Uh, we recommend Hypercontext, of course! Our easy-to-use agenda tool makes it easy to create and collaborate on agendas, take meeting minutes, assign next steps and more.
For brainstorming 🧠
You might not need a tool like this for every one-on-one, but it can be useful to have an online whiteboard tool, like Miro, at the ready.
Knowing about all of the technology for remote teams out there that’s available to you will help ensure that you continue to set your team up for success.
What to put on your remote one-on-one meeting agenda
As we already said, a remote one-on-one meeting agenda is unique. You’ll want to cover more ground, and spend more time on rapport-building off the top. Here are the one-on-one questions we recommend including:
See the Hypercontext remote one-on-one meeting template in action!
- How are things going?
- What’s something you’re really jazzed about outside of work?
- What have you been working on this week?
- What has been the work highlight/lowlight from the past week?
- What are you working on next week?
- Where do you need help?
- Are you happy with our level of communication? How would you change it?
- What’s top of mind right now that we haven’t talked about yet?
🎁 Bonus Questions:
Want to personalize your remote one-on-one meeting template?

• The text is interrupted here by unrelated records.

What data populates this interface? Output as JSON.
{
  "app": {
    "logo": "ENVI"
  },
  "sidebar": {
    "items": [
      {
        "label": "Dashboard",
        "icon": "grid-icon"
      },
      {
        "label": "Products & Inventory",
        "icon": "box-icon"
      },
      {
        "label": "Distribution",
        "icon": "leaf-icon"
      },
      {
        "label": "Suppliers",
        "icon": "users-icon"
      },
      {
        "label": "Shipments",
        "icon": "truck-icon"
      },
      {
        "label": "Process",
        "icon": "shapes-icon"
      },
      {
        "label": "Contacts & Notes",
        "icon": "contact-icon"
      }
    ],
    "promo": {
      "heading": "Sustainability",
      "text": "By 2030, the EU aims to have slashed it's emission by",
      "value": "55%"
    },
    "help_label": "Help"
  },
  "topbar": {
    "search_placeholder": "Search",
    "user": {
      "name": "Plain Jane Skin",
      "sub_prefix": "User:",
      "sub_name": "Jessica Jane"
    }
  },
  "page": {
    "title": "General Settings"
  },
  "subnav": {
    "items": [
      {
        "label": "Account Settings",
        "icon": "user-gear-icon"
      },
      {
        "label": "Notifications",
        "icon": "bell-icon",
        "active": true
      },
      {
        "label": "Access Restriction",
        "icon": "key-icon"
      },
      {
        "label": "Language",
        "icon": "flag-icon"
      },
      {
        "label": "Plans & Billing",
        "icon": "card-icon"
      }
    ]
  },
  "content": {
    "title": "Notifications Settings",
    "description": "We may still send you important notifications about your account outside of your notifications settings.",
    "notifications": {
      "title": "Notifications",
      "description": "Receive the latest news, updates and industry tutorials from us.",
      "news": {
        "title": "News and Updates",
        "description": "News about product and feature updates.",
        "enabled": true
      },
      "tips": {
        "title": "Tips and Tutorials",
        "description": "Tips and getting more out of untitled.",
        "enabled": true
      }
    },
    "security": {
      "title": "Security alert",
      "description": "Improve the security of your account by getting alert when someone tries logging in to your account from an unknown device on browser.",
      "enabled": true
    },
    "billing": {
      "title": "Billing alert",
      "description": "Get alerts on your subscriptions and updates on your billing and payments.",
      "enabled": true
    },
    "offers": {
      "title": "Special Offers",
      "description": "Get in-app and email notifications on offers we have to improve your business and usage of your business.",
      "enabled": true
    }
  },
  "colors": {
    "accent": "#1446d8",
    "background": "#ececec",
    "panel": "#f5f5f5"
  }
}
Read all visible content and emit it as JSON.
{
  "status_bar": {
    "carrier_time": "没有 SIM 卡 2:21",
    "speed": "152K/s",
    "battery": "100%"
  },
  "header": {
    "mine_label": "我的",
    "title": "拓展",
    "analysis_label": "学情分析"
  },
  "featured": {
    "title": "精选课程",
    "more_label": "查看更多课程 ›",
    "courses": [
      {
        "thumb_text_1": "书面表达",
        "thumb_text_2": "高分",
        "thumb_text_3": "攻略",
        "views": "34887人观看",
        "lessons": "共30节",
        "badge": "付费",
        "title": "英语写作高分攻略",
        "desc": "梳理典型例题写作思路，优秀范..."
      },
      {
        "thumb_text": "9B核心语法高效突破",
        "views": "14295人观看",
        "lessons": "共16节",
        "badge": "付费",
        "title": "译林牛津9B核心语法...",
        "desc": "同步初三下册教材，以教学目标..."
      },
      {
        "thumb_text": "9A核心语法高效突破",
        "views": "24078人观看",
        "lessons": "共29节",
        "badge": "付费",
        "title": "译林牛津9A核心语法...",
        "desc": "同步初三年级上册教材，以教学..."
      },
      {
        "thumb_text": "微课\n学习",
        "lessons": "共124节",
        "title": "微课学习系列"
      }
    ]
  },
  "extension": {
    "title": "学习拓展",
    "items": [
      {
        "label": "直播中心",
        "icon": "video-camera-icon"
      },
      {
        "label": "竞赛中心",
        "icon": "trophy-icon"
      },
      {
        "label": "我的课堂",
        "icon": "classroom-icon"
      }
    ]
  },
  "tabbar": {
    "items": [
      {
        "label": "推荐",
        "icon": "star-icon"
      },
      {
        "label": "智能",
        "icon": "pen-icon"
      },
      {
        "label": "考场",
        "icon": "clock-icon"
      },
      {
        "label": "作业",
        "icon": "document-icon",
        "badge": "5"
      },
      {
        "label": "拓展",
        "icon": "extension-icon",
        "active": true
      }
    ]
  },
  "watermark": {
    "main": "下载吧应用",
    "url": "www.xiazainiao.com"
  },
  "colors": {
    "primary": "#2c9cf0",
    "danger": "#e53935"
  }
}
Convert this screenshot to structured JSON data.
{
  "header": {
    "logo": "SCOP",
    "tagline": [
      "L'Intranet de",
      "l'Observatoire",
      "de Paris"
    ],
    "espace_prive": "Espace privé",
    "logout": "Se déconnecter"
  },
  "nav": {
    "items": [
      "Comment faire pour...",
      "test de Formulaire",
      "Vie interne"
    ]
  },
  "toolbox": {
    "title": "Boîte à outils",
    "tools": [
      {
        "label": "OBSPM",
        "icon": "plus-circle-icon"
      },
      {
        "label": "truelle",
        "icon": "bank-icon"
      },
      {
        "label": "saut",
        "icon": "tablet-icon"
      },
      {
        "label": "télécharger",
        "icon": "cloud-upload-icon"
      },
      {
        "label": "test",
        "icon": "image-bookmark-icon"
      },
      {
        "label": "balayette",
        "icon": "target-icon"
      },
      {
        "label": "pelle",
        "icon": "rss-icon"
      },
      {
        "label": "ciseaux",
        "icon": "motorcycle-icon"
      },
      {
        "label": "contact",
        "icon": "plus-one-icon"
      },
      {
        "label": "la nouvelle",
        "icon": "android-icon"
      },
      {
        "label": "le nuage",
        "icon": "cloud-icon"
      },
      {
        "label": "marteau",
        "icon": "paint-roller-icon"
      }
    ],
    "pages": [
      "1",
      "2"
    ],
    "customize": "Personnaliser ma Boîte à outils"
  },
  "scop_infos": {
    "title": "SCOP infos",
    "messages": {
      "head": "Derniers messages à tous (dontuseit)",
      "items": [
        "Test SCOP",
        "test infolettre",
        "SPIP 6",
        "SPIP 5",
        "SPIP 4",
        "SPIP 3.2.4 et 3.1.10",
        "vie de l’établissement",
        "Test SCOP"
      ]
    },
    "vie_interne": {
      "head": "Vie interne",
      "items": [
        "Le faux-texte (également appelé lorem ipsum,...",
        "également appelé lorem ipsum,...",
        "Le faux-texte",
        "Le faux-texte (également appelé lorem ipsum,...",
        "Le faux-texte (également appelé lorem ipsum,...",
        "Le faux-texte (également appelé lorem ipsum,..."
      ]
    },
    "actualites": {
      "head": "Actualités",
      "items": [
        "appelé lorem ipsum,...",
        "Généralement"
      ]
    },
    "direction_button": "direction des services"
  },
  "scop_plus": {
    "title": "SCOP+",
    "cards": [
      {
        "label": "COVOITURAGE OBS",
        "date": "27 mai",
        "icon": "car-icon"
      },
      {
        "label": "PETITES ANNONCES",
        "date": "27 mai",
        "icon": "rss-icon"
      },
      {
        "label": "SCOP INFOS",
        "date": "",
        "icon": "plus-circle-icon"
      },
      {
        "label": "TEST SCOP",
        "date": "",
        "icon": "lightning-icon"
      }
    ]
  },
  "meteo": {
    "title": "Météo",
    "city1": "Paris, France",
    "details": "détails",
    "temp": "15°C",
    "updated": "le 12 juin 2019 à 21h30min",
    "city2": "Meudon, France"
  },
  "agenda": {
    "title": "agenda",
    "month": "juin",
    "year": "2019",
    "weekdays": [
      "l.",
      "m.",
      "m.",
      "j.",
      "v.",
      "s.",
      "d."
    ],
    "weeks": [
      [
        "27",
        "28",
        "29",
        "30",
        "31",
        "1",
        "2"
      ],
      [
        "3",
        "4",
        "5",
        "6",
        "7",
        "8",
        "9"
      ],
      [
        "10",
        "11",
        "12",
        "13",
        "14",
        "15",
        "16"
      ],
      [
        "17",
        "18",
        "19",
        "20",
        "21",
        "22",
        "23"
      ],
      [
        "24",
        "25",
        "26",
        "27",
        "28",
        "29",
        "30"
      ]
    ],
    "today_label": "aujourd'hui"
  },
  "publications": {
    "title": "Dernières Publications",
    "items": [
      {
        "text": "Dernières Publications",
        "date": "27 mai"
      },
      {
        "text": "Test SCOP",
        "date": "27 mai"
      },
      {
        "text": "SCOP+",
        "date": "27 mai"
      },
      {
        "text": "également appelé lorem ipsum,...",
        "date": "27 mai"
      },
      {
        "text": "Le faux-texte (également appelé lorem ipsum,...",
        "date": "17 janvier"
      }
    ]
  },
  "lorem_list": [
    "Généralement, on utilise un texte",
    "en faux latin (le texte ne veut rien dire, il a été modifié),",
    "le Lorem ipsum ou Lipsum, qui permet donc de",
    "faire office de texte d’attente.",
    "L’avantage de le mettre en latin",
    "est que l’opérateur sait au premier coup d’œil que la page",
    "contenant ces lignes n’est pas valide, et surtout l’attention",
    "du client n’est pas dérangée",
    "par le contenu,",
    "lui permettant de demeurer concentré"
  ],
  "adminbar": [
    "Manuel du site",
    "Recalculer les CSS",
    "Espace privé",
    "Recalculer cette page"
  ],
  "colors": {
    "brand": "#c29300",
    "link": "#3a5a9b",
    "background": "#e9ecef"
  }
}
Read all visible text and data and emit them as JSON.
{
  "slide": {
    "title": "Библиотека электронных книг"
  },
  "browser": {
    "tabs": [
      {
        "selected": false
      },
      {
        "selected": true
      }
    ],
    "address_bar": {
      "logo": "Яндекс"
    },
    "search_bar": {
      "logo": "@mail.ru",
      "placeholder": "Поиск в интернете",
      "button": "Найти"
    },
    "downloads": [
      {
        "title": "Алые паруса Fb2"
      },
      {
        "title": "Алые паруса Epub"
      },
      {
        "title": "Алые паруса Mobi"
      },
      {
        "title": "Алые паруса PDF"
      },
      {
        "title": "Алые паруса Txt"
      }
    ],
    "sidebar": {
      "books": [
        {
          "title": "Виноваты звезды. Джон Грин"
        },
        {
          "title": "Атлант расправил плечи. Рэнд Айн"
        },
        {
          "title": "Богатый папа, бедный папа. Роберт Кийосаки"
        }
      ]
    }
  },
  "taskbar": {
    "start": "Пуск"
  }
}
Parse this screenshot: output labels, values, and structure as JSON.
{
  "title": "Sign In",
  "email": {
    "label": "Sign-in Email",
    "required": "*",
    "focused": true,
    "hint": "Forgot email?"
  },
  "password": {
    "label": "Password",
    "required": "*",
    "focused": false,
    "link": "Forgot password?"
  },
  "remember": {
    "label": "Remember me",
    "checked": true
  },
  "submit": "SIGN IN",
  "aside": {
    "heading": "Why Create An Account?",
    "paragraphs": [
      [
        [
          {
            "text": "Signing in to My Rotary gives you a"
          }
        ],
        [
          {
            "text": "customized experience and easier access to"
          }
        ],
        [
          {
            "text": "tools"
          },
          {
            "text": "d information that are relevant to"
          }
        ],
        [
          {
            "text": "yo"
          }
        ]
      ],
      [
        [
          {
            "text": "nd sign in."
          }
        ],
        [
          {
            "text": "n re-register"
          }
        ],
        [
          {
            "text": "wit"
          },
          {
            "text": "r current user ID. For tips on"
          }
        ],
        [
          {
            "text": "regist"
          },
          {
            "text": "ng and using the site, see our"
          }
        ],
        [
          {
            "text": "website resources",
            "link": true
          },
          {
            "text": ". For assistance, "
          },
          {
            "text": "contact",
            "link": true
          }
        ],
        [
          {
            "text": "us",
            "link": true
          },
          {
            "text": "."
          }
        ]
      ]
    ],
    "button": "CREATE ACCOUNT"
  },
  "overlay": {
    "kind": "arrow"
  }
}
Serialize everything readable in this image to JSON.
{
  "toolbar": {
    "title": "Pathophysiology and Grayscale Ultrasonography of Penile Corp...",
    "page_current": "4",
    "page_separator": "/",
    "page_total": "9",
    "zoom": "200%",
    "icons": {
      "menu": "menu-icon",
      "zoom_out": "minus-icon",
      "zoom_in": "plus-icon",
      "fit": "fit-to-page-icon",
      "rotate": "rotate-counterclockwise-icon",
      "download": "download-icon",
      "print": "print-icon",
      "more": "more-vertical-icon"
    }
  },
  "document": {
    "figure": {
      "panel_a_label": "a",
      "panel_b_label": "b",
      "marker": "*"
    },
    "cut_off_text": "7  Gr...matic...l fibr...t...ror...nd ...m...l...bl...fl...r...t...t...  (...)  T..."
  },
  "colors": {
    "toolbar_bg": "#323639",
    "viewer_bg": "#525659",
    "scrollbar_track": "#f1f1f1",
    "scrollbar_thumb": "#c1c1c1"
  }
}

Here are few more tried-and-true winners we recommend:
- What do you want to learn about the company?
- Do you have any questions about what other team members are working on?
- What do you need? What could make your day-to-day easier?